There was a time some years ago, when some psychiatrists noticed that there were patients who demonstrated certain elements of psychosis, but presented mostly with symptoms associated with neurosis , a less serious category of mental illness. These doctors took the opportunity to invent a new kind of illness: the pseudo-neurotic schizophrenic, or, in the usage of others, the borderline.
This is an example of trying to convince oneself that we know something about a condition if we give it a name. Initially, the term Borderline was used differently by different psychiatrists; but then a consensus formed. This is a summary of the way Borderline is described in the DSM A pervasive pattern of instability of interpersonal relationships, self-image , and affects, and marked impulsivity beginning by early adulthood and present in a variety of contexts as indicated by five or more of the following: There is not space here to describe all nine of the behaviors singled out for inclusion but they involve: 1.
Efforts to avoid abandonment 2. Unstable and intense relationships. Unstable self-image 4. Impulsivity that is likely to be self-destructive 5. Recurrent suicidal or self-destructive behaviors. Instability and reactivity of mood.
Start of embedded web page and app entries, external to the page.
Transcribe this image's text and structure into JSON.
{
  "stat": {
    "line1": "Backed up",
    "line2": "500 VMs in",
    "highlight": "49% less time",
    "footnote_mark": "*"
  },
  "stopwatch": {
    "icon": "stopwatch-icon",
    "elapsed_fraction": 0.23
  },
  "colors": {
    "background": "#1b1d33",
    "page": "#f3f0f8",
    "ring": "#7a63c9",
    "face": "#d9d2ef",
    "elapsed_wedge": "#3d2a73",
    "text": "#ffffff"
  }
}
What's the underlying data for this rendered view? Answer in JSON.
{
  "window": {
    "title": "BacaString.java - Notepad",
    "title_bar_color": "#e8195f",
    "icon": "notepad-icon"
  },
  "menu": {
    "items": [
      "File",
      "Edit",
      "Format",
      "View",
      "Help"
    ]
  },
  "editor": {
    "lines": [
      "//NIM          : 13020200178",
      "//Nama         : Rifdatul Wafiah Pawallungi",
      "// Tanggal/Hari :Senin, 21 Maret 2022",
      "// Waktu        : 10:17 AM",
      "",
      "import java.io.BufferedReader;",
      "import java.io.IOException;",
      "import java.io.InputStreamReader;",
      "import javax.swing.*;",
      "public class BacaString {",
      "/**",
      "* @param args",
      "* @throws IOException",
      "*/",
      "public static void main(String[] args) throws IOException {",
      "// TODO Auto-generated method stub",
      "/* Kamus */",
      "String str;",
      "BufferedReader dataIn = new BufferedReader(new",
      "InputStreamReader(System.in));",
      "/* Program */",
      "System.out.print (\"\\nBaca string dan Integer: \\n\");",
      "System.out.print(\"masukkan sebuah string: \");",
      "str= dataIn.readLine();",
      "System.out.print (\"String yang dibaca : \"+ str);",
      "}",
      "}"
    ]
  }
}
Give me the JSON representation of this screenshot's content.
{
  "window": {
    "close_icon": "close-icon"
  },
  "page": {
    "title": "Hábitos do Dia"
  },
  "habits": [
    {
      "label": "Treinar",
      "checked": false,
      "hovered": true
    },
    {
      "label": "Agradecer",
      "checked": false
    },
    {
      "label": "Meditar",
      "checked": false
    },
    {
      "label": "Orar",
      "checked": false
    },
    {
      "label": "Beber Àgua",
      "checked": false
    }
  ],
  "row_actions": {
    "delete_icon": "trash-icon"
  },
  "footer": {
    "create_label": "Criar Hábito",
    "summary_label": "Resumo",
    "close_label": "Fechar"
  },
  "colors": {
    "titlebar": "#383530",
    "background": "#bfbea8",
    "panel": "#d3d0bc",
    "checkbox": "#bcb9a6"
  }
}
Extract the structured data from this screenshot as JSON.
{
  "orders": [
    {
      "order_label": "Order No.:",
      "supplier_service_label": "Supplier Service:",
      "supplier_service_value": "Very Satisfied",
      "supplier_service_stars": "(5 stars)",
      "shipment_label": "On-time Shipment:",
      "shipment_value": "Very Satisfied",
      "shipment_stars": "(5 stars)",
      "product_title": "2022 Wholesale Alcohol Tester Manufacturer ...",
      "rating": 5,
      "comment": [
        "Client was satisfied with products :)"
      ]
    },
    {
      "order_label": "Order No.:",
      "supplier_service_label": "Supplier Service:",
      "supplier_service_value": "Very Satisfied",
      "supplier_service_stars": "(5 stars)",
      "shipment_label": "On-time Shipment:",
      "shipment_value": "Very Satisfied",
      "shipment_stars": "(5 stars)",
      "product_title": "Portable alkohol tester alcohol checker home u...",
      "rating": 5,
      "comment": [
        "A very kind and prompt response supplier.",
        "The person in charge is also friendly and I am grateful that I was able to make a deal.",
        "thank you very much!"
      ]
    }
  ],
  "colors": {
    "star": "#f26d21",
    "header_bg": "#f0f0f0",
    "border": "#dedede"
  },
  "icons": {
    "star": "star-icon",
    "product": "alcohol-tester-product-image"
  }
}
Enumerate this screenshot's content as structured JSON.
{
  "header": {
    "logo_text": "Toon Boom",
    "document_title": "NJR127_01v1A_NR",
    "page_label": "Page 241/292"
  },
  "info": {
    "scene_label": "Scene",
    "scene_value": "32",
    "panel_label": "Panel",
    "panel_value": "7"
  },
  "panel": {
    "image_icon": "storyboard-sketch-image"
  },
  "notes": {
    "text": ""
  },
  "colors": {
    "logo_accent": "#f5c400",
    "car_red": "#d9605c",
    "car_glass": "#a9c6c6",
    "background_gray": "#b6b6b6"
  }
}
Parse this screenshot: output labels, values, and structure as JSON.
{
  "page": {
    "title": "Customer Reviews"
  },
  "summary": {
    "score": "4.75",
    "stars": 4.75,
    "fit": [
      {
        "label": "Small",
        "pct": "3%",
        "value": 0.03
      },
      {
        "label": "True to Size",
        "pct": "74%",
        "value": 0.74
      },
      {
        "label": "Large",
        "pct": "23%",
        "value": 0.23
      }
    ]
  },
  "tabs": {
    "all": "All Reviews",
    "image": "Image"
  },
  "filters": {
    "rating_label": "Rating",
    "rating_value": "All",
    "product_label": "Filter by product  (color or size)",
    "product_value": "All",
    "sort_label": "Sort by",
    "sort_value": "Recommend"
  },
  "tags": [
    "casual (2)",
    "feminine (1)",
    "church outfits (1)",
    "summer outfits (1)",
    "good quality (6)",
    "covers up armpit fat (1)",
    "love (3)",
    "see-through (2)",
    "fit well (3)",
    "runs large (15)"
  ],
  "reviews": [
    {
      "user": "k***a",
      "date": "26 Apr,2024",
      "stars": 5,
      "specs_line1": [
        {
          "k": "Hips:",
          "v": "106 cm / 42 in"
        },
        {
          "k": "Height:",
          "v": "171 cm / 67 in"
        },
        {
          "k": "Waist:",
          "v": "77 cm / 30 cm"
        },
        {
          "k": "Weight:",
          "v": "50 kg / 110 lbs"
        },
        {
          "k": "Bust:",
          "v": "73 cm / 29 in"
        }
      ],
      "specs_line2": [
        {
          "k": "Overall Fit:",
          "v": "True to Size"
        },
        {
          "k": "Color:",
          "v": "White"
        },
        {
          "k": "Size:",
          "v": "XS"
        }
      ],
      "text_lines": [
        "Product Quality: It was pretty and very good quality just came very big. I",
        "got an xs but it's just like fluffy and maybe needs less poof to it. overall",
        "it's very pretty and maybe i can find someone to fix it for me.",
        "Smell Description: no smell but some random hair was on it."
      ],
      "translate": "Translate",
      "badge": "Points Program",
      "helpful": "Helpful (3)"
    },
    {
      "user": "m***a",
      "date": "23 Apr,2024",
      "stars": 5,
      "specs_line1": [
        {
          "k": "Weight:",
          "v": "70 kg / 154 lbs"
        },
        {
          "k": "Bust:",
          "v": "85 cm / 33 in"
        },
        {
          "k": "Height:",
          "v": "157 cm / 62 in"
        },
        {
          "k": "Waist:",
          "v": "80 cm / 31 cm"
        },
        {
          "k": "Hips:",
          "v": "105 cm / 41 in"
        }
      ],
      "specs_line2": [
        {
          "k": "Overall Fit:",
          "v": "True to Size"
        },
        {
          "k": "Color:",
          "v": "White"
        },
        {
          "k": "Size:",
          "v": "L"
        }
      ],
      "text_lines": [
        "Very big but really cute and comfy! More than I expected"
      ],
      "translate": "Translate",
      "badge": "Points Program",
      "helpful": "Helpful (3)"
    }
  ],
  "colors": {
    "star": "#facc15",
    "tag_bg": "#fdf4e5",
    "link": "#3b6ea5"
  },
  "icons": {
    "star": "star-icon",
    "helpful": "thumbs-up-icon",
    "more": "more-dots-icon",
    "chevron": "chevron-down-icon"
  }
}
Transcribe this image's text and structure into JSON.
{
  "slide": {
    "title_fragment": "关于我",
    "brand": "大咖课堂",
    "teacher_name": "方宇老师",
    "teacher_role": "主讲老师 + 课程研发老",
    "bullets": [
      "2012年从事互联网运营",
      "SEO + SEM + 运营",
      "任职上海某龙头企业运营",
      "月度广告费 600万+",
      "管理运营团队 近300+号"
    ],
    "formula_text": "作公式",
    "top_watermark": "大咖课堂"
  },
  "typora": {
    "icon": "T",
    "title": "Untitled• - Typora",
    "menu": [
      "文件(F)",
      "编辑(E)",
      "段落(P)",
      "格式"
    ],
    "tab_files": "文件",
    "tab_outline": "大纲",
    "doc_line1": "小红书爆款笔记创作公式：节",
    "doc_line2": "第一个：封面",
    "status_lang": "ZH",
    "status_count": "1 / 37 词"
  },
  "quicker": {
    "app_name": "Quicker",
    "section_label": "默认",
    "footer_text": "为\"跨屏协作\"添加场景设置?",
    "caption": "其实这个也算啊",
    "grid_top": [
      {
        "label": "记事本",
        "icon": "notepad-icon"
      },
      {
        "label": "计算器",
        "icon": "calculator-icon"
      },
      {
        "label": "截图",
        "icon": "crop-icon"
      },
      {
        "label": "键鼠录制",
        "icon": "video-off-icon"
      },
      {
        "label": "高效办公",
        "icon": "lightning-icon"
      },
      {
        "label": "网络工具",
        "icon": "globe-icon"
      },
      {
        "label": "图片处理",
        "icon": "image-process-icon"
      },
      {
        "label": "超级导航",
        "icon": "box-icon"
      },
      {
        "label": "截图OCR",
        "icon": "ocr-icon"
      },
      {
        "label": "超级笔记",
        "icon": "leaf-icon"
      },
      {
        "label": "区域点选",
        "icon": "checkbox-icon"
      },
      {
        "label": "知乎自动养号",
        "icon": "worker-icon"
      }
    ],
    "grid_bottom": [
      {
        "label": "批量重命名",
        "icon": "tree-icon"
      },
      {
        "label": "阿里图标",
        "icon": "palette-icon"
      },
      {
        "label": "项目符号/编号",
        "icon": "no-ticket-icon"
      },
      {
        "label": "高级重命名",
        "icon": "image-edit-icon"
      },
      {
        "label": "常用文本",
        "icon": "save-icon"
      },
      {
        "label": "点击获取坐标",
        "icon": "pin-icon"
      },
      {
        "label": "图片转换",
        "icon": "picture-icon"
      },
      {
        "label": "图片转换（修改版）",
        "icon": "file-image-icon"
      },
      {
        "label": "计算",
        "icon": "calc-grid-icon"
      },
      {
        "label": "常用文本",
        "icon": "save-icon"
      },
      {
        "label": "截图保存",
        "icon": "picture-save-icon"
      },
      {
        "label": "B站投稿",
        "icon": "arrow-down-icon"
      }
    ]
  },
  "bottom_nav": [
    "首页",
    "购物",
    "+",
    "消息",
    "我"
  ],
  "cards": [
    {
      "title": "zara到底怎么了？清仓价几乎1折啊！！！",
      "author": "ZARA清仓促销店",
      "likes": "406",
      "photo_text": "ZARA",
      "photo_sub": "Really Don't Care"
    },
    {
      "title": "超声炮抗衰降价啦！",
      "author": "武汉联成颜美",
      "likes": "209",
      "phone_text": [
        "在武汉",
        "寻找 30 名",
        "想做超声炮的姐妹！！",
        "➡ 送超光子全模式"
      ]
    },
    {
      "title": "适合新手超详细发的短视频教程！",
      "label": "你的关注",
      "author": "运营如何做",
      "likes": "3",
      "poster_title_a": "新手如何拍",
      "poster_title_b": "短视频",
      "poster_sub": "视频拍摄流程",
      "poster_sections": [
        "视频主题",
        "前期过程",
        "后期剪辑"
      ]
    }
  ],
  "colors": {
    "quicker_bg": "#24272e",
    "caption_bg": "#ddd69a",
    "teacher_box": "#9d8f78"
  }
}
Inappropriate anger 9. Transient paranoid ideation.
Pseudoneurotic schizophrenia as a diagnostic entity has fallen out of clinical use. Described herein is a case that meets the Hoch and Polatin definition of. We describe two cases to emphasize the importance of recognizing We also provide an overview of pseudoneurotic schizophrenia and.
Can the diagnosis be made with only four of these behaviors? Would that be the Borderline Borderline alluded to above? Are some of these behaviors present, at least transiently, in most people? I think so. Speaking of behaviors or feelings or other qualities of mind as if they constitute a thing is called reification. The unconscious is not just an inclination to remember, or not remember, or behave in a certain way, it is treated as an object, something that has an existence with all the features of an object—a place, a shape, a kind of weightiness.
This sort of logical error can lead people to misunderstanding.
Has this happened with the diagnosis of Borderline? Before someone invented this term, A Borderline patient might have been described simply as depressed, or impulsive, or, even, immature. Do some of these symptoms appear together? But they may be a developmental stage in some people rather than a mental condition in its own right. What is also true is that some Borderlines no longer exhibit these behaviors after a time, whether or not they have been in treatment. Is it reasonable to describe it as a particular condition, like schizophrenia is a condition? Yet, this diagnosis has become popular.